SLEEP APNEA EFFECT ON TRUCK DRIVERS – IS IT THE UNSEEN DANGER?
IMPORTANCE OF HEALTH IN THE TRUCKING INDUSTRY
Rarely does the trucking industry talk about the health and mental effects this industry has on their most valuable players – truck drivers. So we decided to put out at least one publication a month regarding these issues. We want to help spread this awareness and tackle these issues because drivers safety is always the number 1 concern.
SLEEP APNEA AND IT’S EFFECT ON TRUCK DRIVERS
Today we are going to talk about sleep apnea, it is a disorder characterized by pauses in breathing or shallow breathing during sleep.
It can lead to daytime drowsiness, which can be dangerous for truck drivers who operate heavy vehicles on the road. The Federal Motor Carrier Safety Administration (FMCSA) has issued guidelines for the screening and treatment of sleep apnea for commercial drivers, including truck drivers. Drivers with moderate to severe sleep apnea must be treated and cleared by a medical professional before they can return to driving.

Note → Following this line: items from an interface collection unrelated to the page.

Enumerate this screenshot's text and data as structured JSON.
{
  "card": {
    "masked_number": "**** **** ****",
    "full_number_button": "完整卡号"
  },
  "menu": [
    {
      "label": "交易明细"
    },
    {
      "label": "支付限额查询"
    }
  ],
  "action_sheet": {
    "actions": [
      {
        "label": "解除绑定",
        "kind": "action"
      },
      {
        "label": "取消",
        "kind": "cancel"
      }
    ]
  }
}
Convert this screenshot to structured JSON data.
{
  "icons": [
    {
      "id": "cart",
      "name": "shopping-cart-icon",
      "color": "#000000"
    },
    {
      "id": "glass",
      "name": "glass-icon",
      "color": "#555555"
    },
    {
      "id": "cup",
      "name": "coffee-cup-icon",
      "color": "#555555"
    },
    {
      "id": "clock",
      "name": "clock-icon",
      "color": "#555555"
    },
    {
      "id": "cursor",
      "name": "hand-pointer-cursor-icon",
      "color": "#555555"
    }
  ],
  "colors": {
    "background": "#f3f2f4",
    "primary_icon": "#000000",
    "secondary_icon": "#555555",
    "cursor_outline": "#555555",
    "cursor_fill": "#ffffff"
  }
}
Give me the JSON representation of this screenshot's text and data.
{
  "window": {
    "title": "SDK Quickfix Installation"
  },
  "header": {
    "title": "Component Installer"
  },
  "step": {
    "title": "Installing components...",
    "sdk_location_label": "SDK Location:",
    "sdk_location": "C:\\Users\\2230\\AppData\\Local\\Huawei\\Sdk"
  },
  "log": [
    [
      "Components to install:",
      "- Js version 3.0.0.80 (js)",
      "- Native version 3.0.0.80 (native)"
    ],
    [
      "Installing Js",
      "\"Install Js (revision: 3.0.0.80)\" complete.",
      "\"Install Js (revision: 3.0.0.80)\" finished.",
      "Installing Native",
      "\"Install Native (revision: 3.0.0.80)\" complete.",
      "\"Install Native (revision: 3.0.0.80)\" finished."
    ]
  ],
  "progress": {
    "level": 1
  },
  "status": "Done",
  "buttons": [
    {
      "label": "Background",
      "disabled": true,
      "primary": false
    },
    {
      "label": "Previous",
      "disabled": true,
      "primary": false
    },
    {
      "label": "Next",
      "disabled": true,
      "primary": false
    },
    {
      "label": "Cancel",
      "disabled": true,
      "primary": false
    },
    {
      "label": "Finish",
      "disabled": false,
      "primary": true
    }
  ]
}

Let’s take a look at those guidelines.
The FMCSA recommends that truck drivers who have symptoms of sleep apnea, such as loud snoring, gasping for air during sleep, and daytime drowsiness, be evaluated by a healthcare professional who is trained in sleep medicine. If a driver is diagnosed with sleep apnea, they must be treated before they can return to driving.
Treatment options include continuous positive airway pressure (CPAP) therapy, which uses a machine to deliver air pressure through a mask worn during sleep to help keep the airway open, and oral appliances, which reposition the jaw and tongue to help keep the airway open. Drivers who are treated for sleep apnea must also be recertified by a medical professional every year to ensure that the treatment is working and that the driver is able to safely operate a commercial vehicle. The FMCSA also requires that medical examiners (MEs) who conduct the medical examination for commercial driver’s license (CDL) holders to be trained in identifying the signs and symptoms of sleep apnea and to refer drivers who may have the condition for further evaluation. It is important to note that in addition to the FMCSA’s guidelines, individual states may have their own laws and regulations regarding sleep apnea and commercial drivers.
In addition to the treatment and certification requirements for drivers with sleep apnea, the FMCSA also encourages employers of commercial drivers to educate themselves and their employees about the risks of sleep apnea, and to take steps to identify and refer drivers who may have the condition for evaluation. Some trucking companies have implemented screening programs for sleep apnea, and may even provide treatment options for their employees. This not only helps to ensure that their drivers are healthy and fit to drive, but also can be beneficial for the company, as untreated sleep apnea can lead to increased healthcare costs and absenteeism. Also, it is important to note that, Drivers who are treated for sleep apnea and have not had any symptoms after treatment are considered to have a “well-controlled” sleep apnea and are not subject to any restrictions. However, if a driver is not compliant with treatment or continues to have symptoms, they may be subject to a restriction on their CDL, such as a requirement to use a CPAP machine while driving, or a restriction on the type of driving they are allowed to do.
THE BOTTOM LINE!
Overall, sleep apnea is a serious condition that can impact a truck driver’s ability to operate a commercial vehicle safely. It is important for truck drivers, trucking companies, and medical professionals to be aware of the risks and to take appropriate steps to address the issue.